Monday, March 23, 2009

Elevating a Departed Soul

During the year that Rav Kovalsky ztz”l (Rosh Kollel of Sochatchov, and one of the students of the Chazon Ish ztz”l) was in mourning for his father, he arrived at the large shul one morning wanting to pray at the amud. It being the case that many minyanim follow one after the other there, and many people have a “chiyuv,” one naturally has to wait his turn, to grab an amud that isn’t already spoken for, and to wait there until the minyan finishes up so that a new one can begin. Rav Kovalsky stood and waited his turn, but in the meanwhile, he caught sight of an elderly man who had just finished davenning, who had very slowly removed his tefillin and folded his tallis, and who was now standing and asking someone, anyone, to help him home. But who has time for that on a busy morning, when everyone is rushing to finish up their prayers so they can get their day started? And this poor old man was looking at all the people streaming by him with pleading eyes and outstretched, trembling hands, but they ignored him. Rav Kovalsky pulled himself out of line, approached the old man, and gently took him by the hand. The elderly Jew took hold of it with his shaking hand, and they began their walk home together.
It was quite a long walk, they took a round-about way, and the old man walked at a snail’s pace. All the while, Rav Kovalsky murmured under his breath, “This should be for the elevation of my father’s soul…” Finally, they reached the old man’s home. He offered an emotional thanks to Rav Kovalsky, but the Rav’s job wasn’t yet over. Rav Kovalsky graciously supported the old man on his slow walk up the stairs. It was only when the man was safely inside his home that Rav Kovalsky turned back to the shul to catch the very last minyan, where another man had already taken over leading the prayers. This was the only time that Rav Kovalsky ever missed leading the minyan when he had a chiyuv to do so.
That night, Rav Kovalsky’s father appeared to him in a dream. “I’m willing to forgo every prayer of yours before the amud,” he said, “…as long as you do mitzvos like that in their stead!”

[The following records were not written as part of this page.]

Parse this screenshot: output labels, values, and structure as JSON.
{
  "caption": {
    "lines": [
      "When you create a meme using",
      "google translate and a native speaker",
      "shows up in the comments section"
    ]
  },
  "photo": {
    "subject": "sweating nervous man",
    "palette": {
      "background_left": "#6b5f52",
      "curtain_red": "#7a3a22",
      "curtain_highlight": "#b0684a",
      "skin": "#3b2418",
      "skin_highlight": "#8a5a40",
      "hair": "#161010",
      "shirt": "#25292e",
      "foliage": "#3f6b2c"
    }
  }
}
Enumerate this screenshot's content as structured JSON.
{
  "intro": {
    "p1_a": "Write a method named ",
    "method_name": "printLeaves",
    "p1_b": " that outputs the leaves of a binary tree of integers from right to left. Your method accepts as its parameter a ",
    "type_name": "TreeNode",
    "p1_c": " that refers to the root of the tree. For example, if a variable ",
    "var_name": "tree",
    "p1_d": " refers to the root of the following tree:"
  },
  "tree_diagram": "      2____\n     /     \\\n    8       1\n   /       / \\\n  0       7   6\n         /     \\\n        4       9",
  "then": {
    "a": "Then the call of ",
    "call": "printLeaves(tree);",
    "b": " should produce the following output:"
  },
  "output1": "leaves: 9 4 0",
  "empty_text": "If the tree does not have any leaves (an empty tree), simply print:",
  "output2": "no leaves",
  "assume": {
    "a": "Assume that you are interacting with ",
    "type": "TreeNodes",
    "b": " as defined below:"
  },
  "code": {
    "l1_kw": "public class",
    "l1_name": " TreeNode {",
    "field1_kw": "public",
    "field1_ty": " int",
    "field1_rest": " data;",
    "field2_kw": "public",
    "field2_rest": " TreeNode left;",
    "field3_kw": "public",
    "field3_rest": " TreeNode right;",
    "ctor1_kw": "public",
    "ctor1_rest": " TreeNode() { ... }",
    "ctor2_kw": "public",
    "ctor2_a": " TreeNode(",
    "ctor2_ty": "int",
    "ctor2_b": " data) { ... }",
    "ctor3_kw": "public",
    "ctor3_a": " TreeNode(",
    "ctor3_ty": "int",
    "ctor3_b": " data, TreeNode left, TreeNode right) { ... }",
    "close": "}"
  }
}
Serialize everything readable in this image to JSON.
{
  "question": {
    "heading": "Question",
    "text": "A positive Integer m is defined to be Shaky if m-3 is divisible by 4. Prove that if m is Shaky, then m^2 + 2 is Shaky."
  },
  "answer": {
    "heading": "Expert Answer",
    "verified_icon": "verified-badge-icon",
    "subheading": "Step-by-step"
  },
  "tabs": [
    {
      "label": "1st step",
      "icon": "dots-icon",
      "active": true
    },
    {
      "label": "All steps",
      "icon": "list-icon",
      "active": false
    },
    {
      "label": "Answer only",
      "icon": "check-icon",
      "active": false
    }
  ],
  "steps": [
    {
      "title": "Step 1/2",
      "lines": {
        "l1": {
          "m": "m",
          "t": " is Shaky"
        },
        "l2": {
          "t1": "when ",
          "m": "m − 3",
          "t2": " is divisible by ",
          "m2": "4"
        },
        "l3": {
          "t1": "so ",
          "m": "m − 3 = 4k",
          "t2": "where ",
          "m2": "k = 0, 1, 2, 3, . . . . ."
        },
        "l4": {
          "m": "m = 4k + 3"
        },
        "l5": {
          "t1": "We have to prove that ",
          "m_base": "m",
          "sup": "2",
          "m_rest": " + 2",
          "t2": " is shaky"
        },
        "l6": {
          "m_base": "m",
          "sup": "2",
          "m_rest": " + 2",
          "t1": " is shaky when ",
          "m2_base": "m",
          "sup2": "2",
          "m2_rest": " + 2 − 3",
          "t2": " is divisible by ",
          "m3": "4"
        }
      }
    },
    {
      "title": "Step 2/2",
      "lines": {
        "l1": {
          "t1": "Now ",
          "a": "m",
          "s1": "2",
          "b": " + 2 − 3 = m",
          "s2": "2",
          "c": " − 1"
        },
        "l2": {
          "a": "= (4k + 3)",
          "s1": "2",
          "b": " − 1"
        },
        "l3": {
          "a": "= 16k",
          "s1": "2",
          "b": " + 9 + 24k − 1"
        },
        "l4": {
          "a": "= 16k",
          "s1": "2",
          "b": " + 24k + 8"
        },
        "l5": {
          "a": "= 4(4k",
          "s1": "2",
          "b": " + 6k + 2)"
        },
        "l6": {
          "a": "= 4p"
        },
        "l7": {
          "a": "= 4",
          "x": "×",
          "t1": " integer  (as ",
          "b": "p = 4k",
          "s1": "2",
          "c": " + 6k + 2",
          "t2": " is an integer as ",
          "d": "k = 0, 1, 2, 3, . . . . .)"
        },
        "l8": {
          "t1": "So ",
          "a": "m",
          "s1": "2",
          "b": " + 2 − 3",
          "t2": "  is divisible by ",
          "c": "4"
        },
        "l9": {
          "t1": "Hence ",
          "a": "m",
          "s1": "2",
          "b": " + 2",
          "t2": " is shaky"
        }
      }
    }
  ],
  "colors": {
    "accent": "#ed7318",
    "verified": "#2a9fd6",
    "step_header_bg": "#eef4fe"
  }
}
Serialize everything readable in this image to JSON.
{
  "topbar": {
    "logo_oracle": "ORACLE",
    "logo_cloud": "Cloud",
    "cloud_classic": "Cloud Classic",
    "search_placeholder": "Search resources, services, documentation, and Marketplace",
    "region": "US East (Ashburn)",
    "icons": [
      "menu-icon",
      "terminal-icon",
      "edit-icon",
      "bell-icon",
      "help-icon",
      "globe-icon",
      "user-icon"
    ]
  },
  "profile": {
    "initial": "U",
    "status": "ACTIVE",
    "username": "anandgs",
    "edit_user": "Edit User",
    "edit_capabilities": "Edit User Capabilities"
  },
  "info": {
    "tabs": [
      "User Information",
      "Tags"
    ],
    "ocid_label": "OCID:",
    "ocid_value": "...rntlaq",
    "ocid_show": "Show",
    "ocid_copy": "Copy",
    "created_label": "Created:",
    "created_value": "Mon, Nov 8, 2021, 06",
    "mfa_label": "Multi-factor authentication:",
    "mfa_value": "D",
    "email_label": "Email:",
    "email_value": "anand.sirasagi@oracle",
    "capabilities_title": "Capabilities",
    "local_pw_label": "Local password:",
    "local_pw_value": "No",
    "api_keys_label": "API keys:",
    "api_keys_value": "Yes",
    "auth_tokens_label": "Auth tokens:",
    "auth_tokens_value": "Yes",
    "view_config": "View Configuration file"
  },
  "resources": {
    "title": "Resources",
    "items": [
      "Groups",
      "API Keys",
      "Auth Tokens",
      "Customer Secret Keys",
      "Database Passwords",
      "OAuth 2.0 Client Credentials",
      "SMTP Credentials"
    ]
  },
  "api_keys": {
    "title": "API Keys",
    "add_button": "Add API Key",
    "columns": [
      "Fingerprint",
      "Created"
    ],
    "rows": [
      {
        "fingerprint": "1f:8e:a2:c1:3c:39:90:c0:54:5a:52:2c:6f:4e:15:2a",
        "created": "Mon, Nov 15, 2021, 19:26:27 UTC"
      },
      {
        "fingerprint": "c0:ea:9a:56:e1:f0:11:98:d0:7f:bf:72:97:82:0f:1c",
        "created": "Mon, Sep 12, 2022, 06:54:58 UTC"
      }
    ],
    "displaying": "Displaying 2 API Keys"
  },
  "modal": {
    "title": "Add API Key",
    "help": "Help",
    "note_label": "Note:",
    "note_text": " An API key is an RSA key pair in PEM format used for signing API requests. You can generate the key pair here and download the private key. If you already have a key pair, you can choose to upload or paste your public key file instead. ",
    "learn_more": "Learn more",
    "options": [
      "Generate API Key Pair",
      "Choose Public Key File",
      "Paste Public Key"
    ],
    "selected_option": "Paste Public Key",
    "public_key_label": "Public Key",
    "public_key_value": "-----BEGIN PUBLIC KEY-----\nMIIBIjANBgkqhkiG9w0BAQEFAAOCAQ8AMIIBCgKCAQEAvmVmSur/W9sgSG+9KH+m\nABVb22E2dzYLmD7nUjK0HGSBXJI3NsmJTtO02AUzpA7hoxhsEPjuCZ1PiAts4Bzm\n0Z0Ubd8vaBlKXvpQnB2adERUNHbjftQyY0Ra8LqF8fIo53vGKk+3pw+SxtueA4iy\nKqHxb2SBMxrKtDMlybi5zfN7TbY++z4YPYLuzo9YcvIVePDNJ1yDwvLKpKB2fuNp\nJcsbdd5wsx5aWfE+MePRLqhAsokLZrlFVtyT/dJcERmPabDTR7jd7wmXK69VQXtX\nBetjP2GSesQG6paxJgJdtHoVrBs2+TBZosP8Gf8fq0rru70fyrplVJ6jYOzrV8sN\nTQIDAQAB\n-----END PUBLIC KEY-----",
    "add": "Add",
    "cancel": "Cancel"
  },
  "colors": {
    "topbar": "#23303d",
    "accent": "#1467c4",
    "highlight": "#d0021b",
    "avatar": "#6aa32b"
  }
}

3 comments:

Devorah said...

Beautiful !

Yaakov said...

excellent!
yasher koach!

Micha Golshevsky said...

Thank you both for the chizuk!